But Mr. Markman, the Annabel Irion Worsham centennial professor of psychology and marketing at the University of Texas at Austin, says many of our habits are “self limiting” - they do us more harm than good.

In parenting, those poor habits could have serious consequences.

On the one hand, habit informs our ability to fold laundry, pack school lunches and execute our morning routines. But we also develop bad habits in parenting that prove we’re not really thinking things through.

“For example, we know mealtimes are so important for our families,” Mr. Markman says. “Research shows us that eating together as a family is the time when we create opportunities to learn about each person and to foster communication.

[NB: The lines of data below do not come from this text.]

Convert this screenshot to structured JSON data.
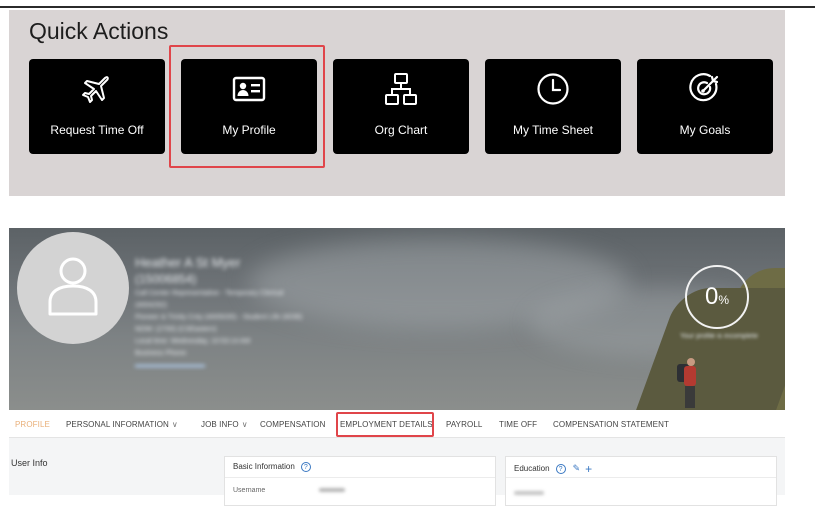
{
  "quick_actions": {
    "title": "Quick Actions",
    "tiles": [
      {
        "label": "Request Time Off",
        "icon": "airplane-icon"
      },
      {
        "label": "My Profile",
        "icon": "id-card-icon",
        "highlighted": true
      },
      {
        "label": "Org Chart",
        "icon": "org-chart-icon"
      },
      {
        "label": "My Time Sheet",
        "icon": "clock-icon"
      },
      {
        "label": "My Goals",
        "icon": "target-icon"
      }
    ],
    "highlight_color": "#e0454a"
  },
  "profile": {
    "employee_name": "Heather A St Myer",
    "employee_id": "(15006854)",
    "info_lines": [
      "Call Center Representative - Temporary Clerical",
      "(4004292)",
      "Pioneer & Trinity Cnty (4005035) - Student Life (4036)",
      "NOW: (2700) (CSEastern)",
      "Local time: Wednesday, 10:53:14 AM"
    ],
    "business_phone_label": "Business Phone:",
    "business_phone_value": "",
    "profile_completion": "0",
    "profile_completion_unit": "%",
    "profile_completion_note": "Your profile is incomplete"
  },
  "tabs": [
    {
      "label": "PROFILE",
      "active": true
    },
    {
      "label": "PERSONAL INFORMATION",
      "dropdown": true
    },
    {
      "label": "JOB INFO",
      "dropdown": true
    },
    {
      "label": "COMPENSATION"
    },
    {
      "label": "EMPLOYMENT DETAILS",
      "highlighted": true
    },
    {
      "label": "PAYROLL"
    },
    {
      "label": "TIME OFF"
    },
    {
      "label": "COMPENSATION STATEMENT"
    }
  ],
  "content": {
    "section_title": "User Info",
    "basic_info_title": "Basic Information",
    "username_label": "Username",
    "education_title": "Education"
  },
  "colors": {
    "tile_bg": "#000000",
    "panel_bg": "#d9d4d4",
    "active_tab": "#e9b07a",
    "link_blue": "#3a78c2"
  }
}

“But over time, due to lessons or sports practices or other activities, we develop habits about mealtime and before you know it, everyone eats on their own and this is an opportunity lost. It becomes a habit, but it’s not smart.”

In the same way, Mr. Markman says, thoughtlessness about children’s media consumption also creates habits that have consequences.

“Media is a profound source of knowledge for our children. Parents have less and less control over the information that is coming in, and this information really matters.

“Even though it’s a pain to regulate and manage the sources of information through which our children get information, we have to do it because the knowledge they gain has a huge influence on their behavior,” he says.

As with all areas in life, the key to changing our parenting habits is simply to step back, assess our routines and take the time to think about what we’re doing.

Story Continues →